> [WHAT IS EXPECTED]: Could you copy out every line of the data where the word "true" occurs?

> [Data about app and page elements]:
• • •

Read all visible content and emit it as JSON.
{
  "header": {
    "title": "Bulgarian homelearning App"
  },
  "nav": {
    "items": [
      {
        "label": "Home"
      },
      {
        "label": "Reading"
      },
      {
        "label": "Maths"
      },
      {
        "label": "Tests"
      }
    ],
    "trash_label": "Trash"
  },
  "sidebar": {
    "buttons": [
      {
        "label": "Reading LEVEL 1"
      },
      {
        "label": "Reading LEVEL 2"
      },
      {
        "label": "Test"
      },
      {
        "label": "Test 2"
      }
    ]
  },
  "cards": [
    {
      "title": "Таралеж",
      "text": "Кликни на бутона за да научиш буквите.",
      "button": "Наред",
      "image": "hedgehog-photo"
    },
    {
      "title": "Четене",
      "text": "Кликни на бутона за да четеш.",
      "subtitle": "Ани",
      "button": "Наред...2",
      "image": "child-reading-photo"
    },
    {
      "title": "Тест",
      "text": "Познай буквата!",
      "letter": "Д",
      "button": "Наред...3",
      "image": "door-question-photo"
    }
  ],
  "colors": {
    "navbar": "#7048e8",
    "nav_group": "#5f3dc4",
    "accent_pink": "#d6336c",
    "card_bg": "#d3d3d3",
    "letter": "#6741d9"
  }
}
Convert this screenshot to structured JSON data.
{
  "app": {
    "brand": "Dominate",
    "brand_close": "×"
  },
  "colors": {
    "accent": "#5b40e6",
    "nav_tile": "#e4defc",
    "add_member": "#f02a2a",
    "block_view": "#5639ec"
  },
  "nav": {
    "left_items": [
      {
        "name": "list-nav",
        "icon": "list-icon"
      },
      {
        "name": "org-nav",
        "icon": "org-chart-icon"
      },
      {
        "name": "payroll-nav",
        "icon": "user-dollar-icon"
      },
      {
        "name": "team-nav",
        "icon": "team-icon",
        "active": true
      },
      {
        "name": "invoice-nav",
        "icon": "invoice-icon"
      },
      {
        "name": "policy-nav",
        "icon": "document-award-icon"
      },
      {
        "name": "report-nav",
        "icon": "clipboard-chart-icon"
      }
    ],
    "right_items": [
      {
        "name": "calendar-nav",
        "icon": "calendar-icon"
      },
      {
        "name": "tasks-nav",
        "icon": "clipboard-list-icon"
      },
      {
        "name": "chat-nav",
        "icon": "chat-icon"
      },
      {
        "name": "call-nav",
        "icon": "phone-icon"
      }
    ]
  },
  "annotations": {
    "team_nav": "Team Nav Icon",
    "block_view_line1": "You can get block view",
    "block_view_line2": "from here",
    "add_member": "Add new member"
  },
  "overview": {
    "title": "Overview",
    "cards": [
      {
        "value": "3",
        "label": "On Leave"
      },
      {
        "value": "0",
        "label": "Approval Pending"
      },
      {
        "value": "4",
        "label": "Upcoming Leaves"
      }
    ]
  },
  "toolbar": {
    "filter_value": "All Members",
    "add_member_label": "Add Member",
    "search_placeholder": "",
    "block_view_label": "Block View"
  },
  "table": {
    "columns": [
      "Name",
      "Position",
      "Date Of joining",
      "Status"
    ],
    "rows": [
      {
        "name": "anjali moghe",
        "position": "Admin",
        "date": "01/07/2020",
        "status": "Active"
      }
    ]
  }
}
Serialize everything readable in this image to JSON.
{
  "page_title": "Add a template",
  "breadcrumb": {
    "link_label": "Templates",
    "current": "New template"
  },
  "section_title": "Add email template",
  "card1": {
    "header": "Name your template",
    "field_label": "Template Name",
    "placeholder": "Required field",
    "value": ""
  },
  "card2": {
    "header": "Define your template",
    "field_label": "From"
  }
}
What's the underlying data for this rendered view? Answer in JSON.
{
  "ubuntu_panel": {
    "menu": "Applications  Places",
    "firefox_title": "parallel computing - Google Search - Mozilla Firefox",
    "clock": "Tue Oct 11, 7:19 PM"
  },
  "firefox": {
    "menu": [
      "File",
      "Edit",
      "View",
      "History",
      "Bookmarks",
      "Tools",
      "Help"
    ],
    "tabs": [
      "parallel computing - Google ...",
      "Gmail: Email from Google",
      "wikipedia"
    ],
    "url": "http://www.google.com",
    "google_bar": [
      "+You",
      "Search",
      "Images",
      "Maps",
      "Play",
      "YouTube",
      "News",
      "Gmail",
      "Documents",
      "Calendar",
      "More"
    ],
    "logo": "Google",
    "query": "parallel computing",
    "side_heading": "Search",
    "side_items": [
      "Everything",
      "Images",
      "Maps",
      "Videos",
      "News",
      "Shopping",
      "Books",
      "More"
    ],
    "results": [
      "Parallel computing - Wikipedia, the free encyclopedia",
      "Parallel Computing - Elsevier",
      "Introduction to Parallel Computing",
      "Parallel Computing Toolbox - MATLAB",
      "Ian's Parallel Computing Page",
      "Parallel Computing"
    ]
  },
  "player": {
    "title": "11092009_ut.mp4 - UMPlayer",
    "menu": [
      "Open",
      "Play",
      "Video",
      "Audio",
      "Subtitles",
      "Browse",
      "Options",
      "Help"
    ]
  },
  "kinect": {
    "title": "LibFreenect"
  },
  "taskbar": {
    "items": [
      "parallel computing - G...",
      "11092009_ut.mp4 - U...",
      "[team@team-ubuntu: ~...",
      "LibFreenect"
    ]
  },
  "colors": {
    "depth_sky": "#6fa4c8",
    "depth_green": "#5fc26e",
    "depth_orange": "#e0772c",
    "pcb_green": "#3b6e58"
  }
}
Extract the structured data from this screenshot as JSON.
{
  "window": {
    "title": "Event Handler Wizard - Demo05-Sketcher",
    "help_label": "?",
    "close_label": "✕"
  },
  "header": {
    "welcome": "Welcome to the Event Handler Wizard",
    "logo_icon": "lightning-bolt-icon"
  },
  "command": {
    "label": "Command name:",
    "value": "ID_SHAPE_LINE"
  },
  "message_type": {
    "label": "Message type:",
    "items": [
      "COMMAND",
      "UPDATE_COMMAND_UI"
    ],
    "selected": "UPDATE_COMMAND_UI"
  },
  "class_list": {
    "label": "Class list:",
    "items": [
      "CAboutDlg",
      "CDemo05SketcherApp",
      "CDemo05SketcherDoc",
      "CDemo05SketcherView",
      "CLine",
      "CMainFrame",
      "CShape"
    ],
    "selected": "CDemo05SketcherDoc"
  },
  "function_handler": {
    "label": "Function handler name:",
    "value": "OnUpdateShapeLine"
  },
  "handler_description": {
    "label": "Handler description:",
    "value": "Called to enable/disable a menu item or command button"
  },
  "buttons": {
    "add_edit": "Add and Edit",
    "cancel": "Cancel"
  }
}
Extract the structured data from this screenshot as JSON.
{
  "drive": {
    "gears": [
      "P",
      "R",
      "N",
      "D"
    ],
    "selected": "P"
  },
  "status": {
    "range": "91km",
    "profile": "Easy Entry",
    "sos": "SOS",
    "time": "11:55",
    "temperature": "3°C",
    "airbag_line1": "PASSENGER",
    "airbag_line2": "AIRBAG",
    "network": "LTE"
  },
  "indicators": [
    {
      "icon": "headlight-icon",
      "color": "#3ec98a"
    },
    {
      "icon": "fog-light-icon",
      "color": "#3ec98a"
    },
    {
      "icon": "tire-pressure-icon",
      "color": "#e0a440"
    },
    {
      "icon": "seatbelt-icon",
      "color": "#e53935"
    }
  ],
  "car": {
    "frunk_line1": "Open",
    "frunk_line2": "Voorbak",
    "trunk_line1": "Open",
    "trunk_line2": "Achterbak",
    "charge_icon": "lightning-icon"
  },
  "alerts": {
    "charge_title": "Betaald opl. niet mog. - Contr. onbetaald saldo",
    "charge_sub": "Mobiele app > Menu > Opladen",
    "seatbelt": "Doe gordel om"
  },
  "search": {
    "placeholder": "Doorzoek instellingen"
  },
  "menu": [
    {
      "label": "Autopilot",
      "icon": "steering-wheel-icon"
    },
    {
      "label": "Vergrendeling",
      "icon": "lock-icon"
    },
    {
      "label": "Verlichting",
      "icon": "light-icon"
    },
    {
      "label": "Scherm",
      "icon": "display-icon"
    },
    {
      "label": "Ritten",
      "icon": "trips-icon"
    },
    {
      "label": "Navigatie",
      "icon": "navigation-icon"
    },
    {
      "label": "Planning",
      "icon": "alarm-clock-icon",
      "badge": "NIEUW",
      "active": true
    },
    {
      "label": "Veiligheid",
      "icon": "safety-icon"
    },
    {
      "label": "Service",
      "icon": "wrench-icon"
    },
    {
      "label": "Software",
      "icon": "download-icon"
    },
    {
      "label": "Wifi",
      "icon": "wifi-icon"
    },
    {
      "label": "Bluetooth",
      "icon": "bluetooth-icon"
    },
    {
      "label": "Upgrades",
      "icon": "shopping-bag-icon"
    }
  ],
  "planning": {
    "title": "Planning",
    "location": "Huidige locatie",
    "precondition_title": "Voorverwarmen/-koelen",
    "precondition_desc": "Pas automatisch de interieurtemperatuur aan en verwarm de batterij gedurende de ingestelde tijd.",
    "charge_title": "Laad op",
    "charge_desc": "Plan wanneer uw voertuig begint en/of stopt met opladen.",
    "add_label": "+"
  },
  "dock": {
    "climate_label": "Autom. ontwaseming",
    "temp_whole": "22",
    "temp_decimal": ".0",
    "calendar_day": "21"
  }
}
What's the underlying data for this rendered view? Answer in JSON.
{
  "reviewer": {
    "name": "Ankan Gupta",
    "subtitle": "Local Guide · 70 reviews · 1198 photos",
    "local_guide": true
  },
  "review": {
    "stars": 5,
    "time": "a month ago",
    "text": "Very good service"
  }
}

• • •

> [REPLY TO THE EXERCISE]:
        "active": true
      "active": true
    "local_guide": true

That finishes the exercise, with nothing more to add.